Assignment
Return the listing below in full, exactly.

Extracted records
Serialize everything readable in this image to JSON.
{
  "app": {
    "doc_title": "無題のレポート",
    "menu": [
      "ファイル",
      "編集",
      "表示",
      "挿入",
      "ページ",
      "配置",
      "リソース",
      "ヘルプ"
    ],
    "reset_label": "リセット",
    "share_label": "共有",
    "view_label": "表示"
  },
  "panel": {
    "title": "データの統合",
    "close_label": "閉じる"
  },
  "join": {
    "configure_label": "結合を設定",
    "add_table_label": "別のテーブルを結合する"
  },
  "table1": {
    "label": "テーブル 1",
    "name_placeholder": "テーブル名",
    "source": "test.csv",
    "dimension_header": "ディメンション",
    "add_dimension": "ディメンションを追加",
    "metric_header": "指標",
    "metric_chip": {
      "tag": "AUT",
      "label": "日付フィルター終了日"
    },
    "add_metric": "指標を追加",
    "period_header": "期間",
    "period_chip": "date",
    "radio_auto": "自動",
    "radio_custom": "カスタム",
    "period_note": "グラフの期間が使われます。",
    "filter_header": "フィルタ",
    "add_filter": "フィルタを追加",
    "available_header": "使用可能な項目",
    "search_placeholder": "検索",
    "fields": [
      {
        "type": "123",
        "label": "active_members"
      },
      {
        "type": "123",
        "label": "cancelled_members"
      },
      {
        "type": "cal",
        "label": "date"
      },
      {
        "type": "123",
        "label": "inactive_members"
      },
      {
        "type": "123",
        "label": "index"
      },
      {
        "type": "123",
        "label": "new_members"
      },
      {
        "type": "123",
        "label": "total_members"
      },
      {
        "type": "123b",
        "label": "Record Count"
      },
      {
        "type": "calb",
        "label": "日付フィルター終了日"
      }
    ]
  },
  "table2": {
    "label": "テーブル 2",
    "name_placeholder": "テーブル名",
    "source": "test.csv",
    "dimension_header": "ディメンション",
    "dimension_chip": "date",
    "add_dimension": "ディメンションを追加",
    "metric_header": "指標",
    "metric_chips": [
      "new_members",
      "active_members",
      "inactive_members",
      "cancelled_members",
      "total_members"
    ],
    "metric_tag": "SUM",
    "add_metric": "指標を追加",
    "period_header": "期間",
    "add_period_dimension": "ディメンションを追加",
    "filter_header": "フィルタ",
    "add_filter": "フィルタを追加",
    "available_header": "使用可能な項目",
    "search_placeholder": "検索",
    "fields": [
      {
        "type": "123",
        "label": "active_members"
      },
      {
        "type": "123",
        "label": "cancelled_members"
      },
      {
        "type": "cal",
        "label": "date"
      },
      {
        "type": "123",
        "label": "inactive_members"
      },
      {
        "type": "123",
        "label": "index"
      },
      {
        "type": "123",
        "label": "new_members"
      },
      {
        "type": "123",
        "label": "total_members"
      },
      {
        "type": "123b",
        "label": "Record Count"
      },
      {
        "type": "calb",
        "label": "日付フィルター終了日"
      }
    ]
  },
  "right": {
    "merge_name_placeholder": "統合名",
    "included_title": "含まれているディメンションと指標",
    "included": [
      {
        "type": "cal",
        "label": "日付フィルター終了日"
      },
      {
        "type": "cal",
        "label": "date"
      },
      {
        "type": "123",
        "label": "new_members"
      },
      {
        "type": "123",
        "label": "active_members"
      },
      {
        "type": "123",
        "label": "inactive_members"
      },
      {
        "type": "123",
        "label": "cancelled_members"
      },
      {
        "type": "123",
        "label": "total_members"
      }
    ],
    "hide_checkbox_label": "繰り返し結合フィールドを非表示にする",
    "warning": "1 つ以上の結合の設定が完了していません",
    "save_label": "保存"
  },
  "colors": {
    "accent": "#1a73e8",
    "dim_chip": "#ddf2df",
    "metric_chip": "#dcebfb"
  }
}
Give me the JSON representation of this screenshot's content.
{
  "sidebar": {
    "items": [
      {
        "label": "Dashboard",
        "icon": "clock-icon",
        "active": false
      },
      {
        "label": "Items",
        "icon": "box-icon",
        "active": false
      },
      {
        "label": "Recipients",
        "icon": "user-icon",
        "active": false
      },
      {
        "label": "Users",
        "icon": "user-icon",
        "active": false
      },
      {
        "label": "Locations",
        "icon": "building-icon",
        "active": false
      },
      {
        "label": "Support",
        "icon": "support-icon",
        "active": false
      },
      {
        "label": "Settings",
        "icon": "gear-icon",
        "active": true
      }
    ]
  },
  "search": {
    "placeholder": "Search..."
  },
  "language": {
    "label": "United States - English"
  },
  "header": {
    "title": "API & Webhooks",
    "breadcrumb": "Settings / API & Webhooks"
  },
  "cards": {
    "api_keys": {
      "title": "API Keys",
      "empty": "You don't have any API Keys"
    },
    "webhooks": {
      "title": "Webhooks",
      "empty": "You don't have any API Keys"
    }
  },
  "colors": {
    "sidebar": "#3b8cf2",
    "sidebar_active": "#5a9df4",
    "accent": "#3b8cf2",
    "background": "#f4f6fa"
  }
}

Result
Serialize everything readable in this image to JSON.
{
  "app": {
    "doc_title": "無題のレポート",
    "menu": [
      "ファイル",
      "編集",
      "表示",
      "挿入",
      "ページ",
      "配置",
      "リソース",
      "ヘルプ"
    ],
    "reset_label": "リセット",
    "share_label": "共有",
    "view_label": "表示"
  },
  "panel": {
    "title": "データの統合",
    "close_label": "閉じる"
  },
  "join": {
    "configure_label": "結合を設定",
    "add_table_label": "別のテーブルを結合する"
  },
  "table1": {
    "label": "テーブル 1",
    "name_placeholder": "テーブル名",
    "source": "test.csv",
    "dimension_header": "ディメンション",
    "add_dimension": "ディメンションを追加",
    "metric_header": "指標",
    "metric_chip": {
      "tag": "AUT",
      "label": "日付フィルター終了日"
    },
    "add_metric": "指標を追加",
    "period_header": "期間",
    "period_chip": "date",
    "radio_auto": "自動",
    "radio_custom": "カスタム",
    "period_note": "グラフの期間が使われます。",
    "filter_header": "フィルタ",
    "add_filter": "フィルタを追加",
    "available_header": "使用可能な項目",
    "search_placeholder": "検索",
    "fields": [
      {
        "type": "123",
        "label": "active_members"
      },
      {
        "type": "123",
        "label": "cancelled_members"
      },
      {
        "type": "cal",
        "label": "date"
      },
      {
        "type": "123",
        "label": "inactive_members"
      },
      {
        "type": "123",
        "label": "index"
      },
      {
        "type": "123",
        "label": "new_members"
      },
      {
        "type": "123",
        "label": "total_members"
      },
      {
        "type": "123b",
        "label": "Record Count"
      },
      {
        "type": "calb",
        "label": "日付フィルター終了日"
      }
    ]
  },
  "table2": {
    "label": "テーブル 2",
    "name_placeholder": "テーブル名",
    "source": "test.csv",
    "dimension_header": "ディメンション",
    "dimension_chip": "date",
    "add_dimension": "ディメンションを追加",
    "metric_header": "指標",
    "metric_chips": [
      "new_members",
      "active_members",
      "inactive_members",
      "cancelled_members",
      "total_members"
    ],
    "metric_tag": "SUM",
    "add_metric": "指標を追加",
    "period_header": "期間",
    "add_period_dimension": "ディメンションを追加",
    "filter_header": "フィルタ",
    "add_filter": "フィルタを追加",
    "available_header": "使用可能な項目",
    "search_placeholder": "検索",
    "fields": [
      {
        "type": "123",
        "label": "active_members"
      },
      {
        "type": "123",
        "label": "cancelled_members"
      },
      {
        "type": "cal",
        "label": "date"
      },
      {
        "type": "123",
        "label": "inactive_members"
      },
      {
        "type": "123",
        "label": "index"
      },
      {
        "type": "123",
        "label": "new_members"
      },
      {
        "type": "123",
        "label": "total_members"
      },
      {
        "type": "123b",
        "label": "Record Count"
      },
      {
        "type": "calb",
        "label": "日付フィルター終了日"
      }
    ]
  },
  "right": {
    "merge_name_placeholder": "統合名",
    "included_title": "含まれているディメンションと指標",
    "included": [
      {
        "type": "cal",
        "label": "日付フィルター終了日"
      },
      {
        "type": "cal",
        "label": "date"
      },
      {
        "type": "123",
        "label": "new_members"
      },
      {
        "type": "123",
        "label": "active_members"
      },
      {
        "type": "123",
        "label": "inactive_members"
      },
      {
        "type": "123",
        "label": "cancelled_members"
      },
      {
        "type": "123",
        "label": "total_members"
      }
    ],
    "hide_checkbox_label": "繰り返し結合フィールドを非表示にする",
    "warning": "1 つ以上の結合の設定が完了していません",
    "save_label": "保存"
  },
  "colors": {
    "accent": "#1a73e8",
    "dim_chip": "#ddf2df",
    "metric_chip": "#dcebfb"
  }
}
Give me the JSON representation of this screenshot's content.
{
  "sidebar": {
    "items": [
      {
        "label": "Dashboard",
        "icon": "clock-icon",
        "active": false
      },
      {
        "label": "Items",
        "icon": "box-icon",
        "active": false
      },
      {
        "label": "Recipients",
        "icon": "user-icon",
        "active": false
      },
      {
        "label": "Users",
        "icon": "user-icon",
        "active": false
      },
      {
        "label": "Locations",
        "icon": "building-icon",
        "active": false
      },
      {
        "label": "Support",
        "icon": "support-icon",
        "active": false
      },
      {
        "label": "Settings",
        "icon": "gear-icon",
        "active": true
      }
    ]
  },
  "search": {
    "placeholder": "Search..."
  },
  "language": {
    "label": "United States - English"
  },
  "header": {
    "title": "API & Webhooks",
    "breadcrumb": "Settings / API & Webhooks"
  },
  "cards": {
    "api_keys": {
      "title": "API Keys",
      "empty": "You don't have any API Keys"
    },
    "webhooks": {
      "title": "Webhooks",
      "empty": "You don't have any API Keys"
    }
  },
  "colors": {
    "sidebar": "#3b8cf2",
    "sidebar_active": "#5a9df4",
    "accent": "#3b8cf2",
    "background": "#f4f6fa"
  }
}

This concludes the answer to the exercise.